Pieter Jan Brugge

Robert Redford
Willem Dafoe
Helen Mirren
Matt Craven
Alessandro Nivola

Release: 2 Jul. 04

The Clearing


Their marriage as empty as an Enron employee’s bank account, the nouveau riche who forge happiness in The Clearing doesn’t ever fully conceal the cracks in the façade. This is more the achievement of actress Helen Mirren, though, as the film later persuades the audience to understand by hopelessly getting lost in a series of carefully plotted but completely silly story arcs. As director Pieter Jan Brugge gets further into his main plot, that of the kidnapping of her husband (Redford) by a former employee (Dafoe), these ideas of their marriage become distant memories of a film once possible. Barren relationship films are a dime-a-dozen, but the ones that work are usually masterful.
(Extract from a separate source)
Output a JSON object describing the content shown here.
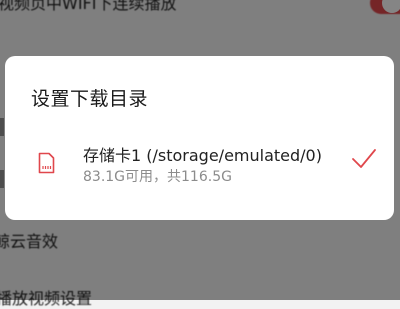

But The Clearing is more interested in the kidnapping than the wall between the kidnapped and the person who must pay for his release. I suppose that it is somewhat inventive that Brugge makes it clear early on whether the payoff was successful, but that doesn’t override that feeling that the film is biding its time, attempting to convince the audience that shots of a foggy North Carolina woodland and the clearing within is a meaningful representation of the relationship it started with. It’s a nice try, but when the film is padded this much and still can only afford a 91-minute length, its time to consider just dropping the project and releasing it as a short film in competition at a more accommodating venue like Sundance, where quality needn’t apply

©2004, David Perry,, 11 June 2004